What regulatory approach is really needed?

Notwithstanding these new regulatory initiatives, there are still many challenges. At the heart of the legal challenge is how to define cryptocurrencies; as a currency, security on par with stocks and options, tradeable commodity, or a brand new asset class of its own. Settling the thorny issues of legality, taxation, and trading rules will take time, adding to the uncertainty and volatility of the global crypto market.

To be really effective, also given its cross border character, any future regulation asks for both a balanced and above all global approach. Intelligent, well thought-out regulation communicated effectively and uniformly applied can help level the playing field and unleash innovation and further mainstream adoption.

Balanced approach

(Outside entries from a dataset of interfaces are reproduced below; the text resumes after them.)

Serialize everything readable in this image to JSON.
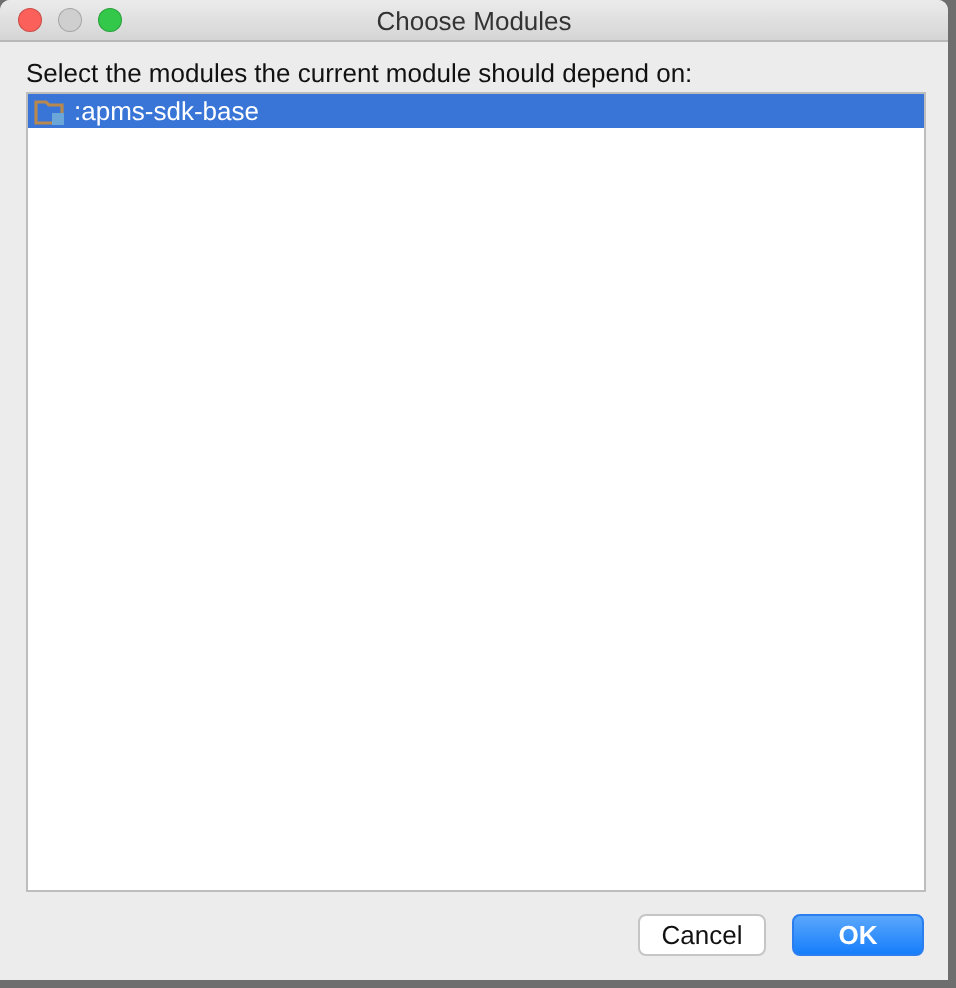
{
  "window": {
    "title": "Choose Modules",
    "controls": [
      {
        "kind": "close",
        "disabled": false
      },
      {
        "kind": "minimize",
        "disabled": true
      },
      {
        "kind": "zoom",
        "disabled": false
      }
    ]
  },
  "prompt": "Select the modules the current module should depend on:",
  "modules": [
    {
      "label": ":apms-sdk-base",
      "selected": true
    }
  ],
  "buttons": [
    {
      "label": "Cancel",
      "kind": "secondary"
    },
    {
      "label": "OK",
      "kind": "primary"
    }
  ]
}
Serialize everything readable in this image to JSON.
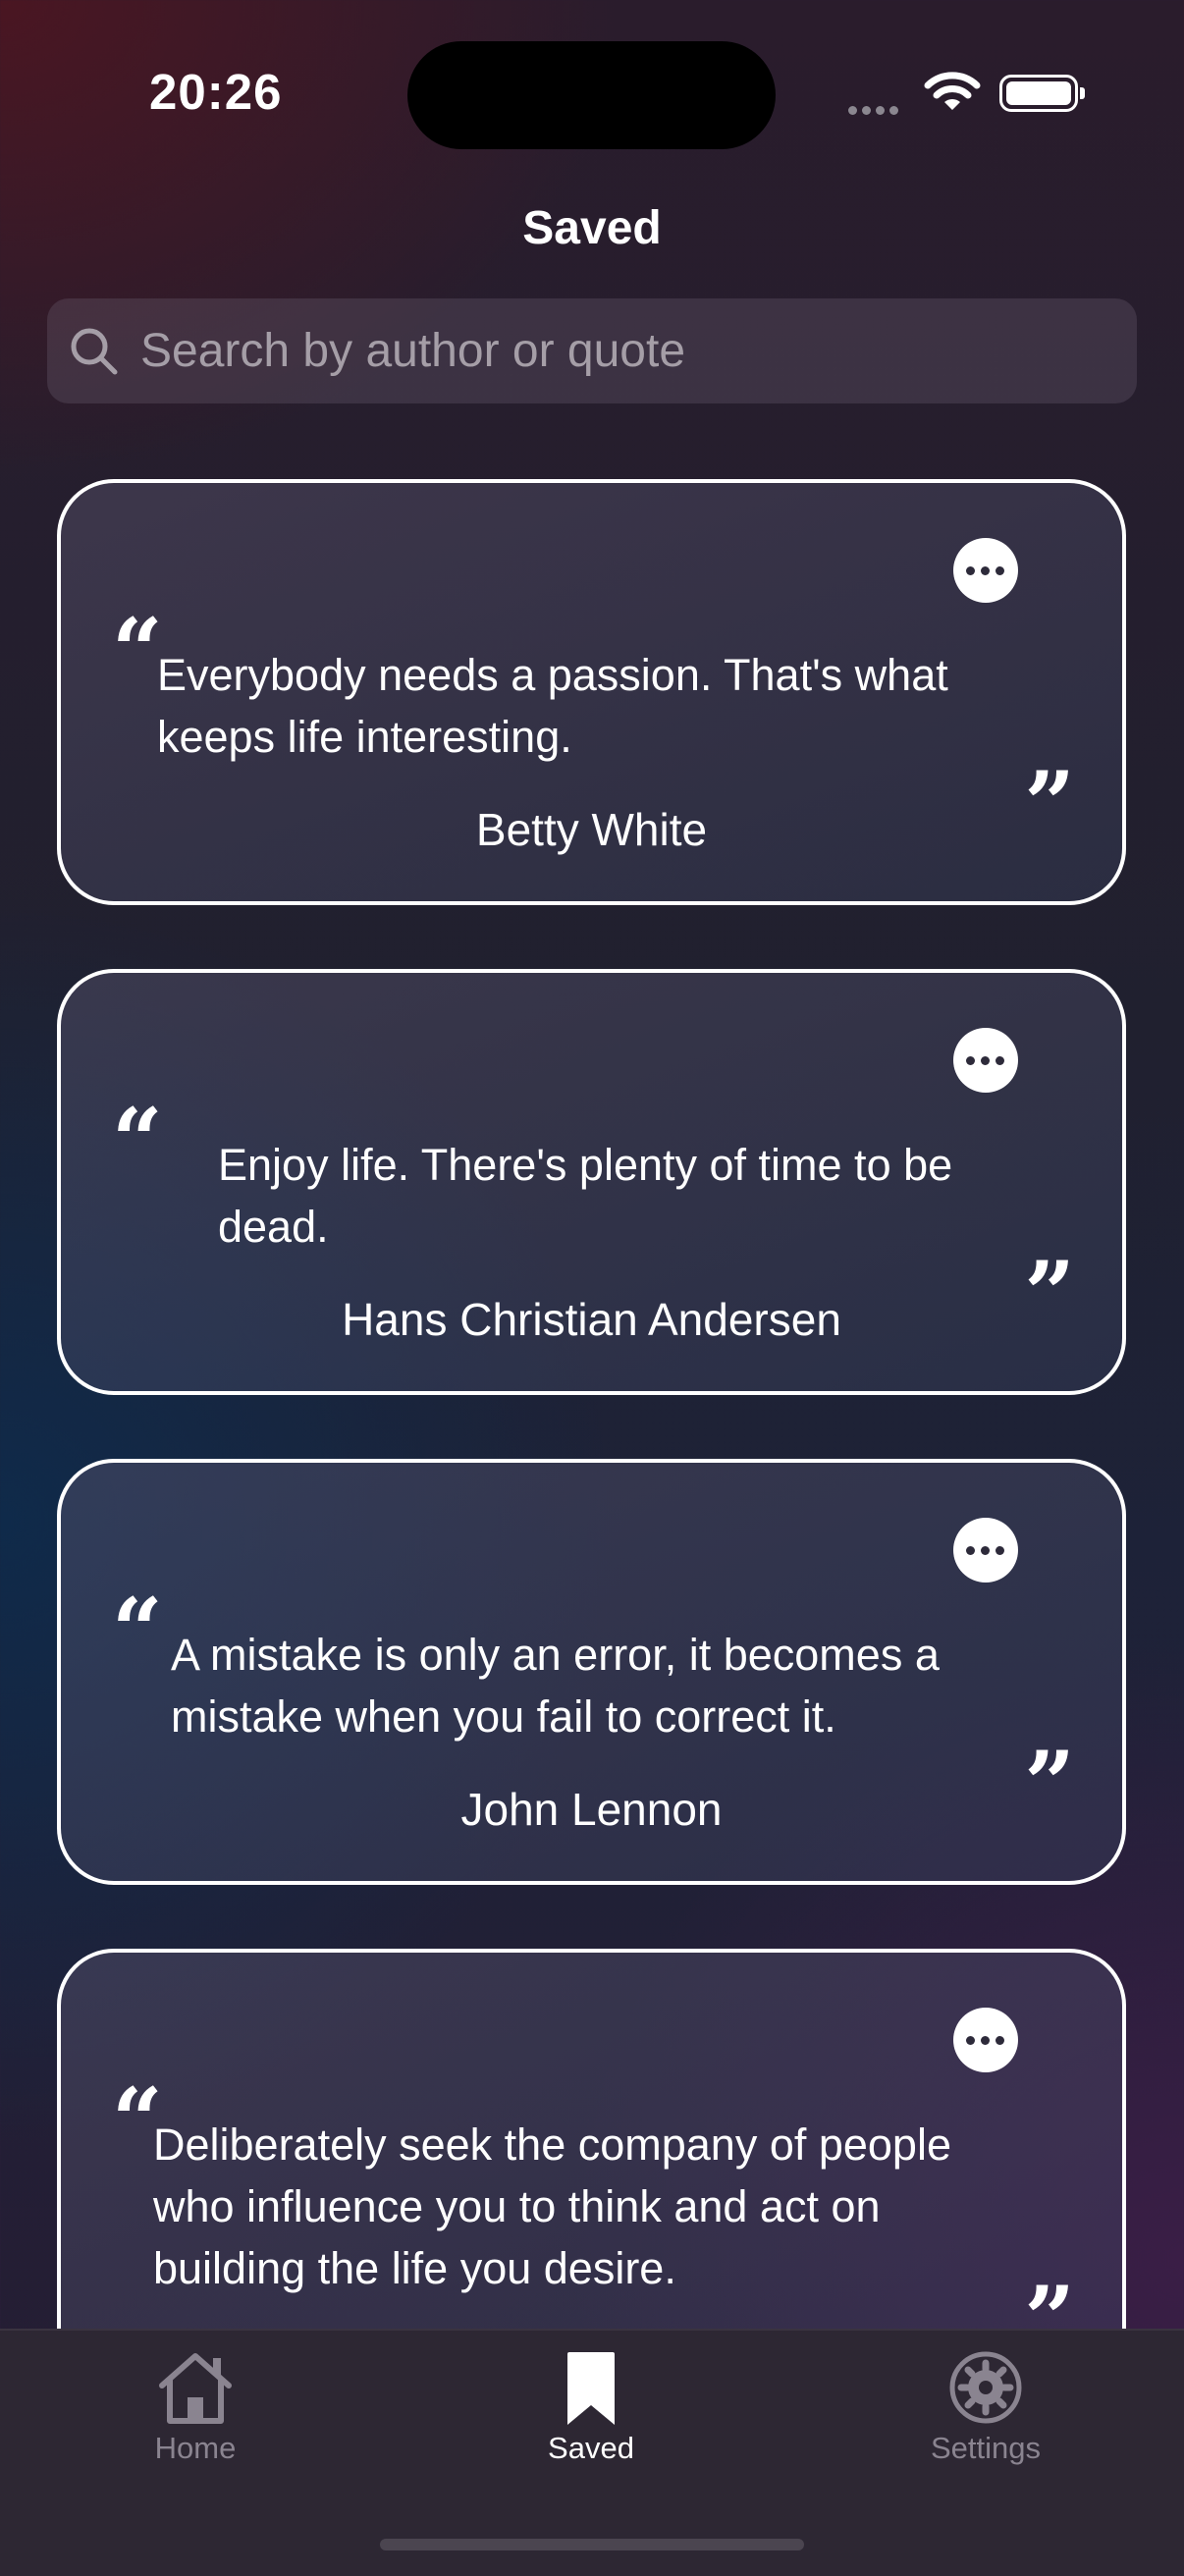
{
  "status_bar": {
    "time": "20:26"
  },
  "header": {
    "title": "Saved"
  },
  "search": {
    "placeholder": "Search by author or quote"
  },
  "quotes": [
    {
      "text": "Everybody needs a passion. That's what keeps life interesting.",
      "author": "Betty White"
    },
    {
      "text": "Enjoy life. There's plenty of time to be dead.",
      "author": "Hans Christian Andersen"
    },
    {
      "text": "A mistake is only an error, it becomes a mistake when you fail to correct it.",
      "author": "John Lennon"
    },
    {
      "text": "Deliberately seek the company of people who influence you to think and act on building the life you desire.",
      "author": ""
    }
  ],
  "tabs": [
    {
      "label": "Home",
      "icon": "home-icon"
    },
    {
      "label": "Saved",
      "icon": "bookmark-icon"
    },
    {
      "label": "Settings",
      "icon": "gear-icon"
    }
  ],
  "colors": {
    "active_tab": "#ffffff",
    "inactive_tab": "#8a8490"
  }
}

Providing a balanced regulatory framework should be a necessity for jurisdictions to protect themselves from abuse, while recognising that legal certainty can also be provided through a regulatory regime, which will in turn enable the sector to flourish. Just looking at cryptocurrencies for regulatory purposes may frustrate the underlying technology and its innovative character. The real value in cryptocurrencies is not the currency itself but the potentially disruptive technology that makes them possible, which has the potential to drive innovations. Next to that, because with cryptocurrencies, the technology behind it may develop at a space that is much faster than regulations develop, any regulation would need to be capable of continuous development.

Global coordinated approach

Global regulation continues to be top of mind at the recent G7 meeting. ECB president Lagarde also emphasized the need for countries to work together to regulate Bitcoin. Instead of competing in terms of who can provide the most attractive regulatory regime for the crypto industry, as we have seen in the past, more global regulatory cooperation and coordination and multilateral action is urgently needed. As cryptocurrencies move further into the mainstream, Lagarde therefore called for regulations of Bitcoin and other currencies to be agreed “at a global level”, potentially at the G7 or G20 groups of rich countries.

We are not there yet!

If done in this way, such balanced and coordinated regulation will help protect investors, enable growing competition, tackle cryptocurrency criminality, reduce the potential possibility of disrupting global financial stability stimulate continued innovation.

Looking at these recent regulatory initiatives, one may conclude that there are still big differences in each approaches. The European Commission proposals are the nearest to become effective meeting both the requirements of balance and overall and unified approach in the EU countries. In the UK, whilst new regulations have been introduced, they are still largely behind all the new developments happening in the crypto space. And for the US we still have to wait till the Biden Administration is coming into action. We are not there yet!

 

Carlo de Meijer

Economist and researcher

 

 

 

 

Source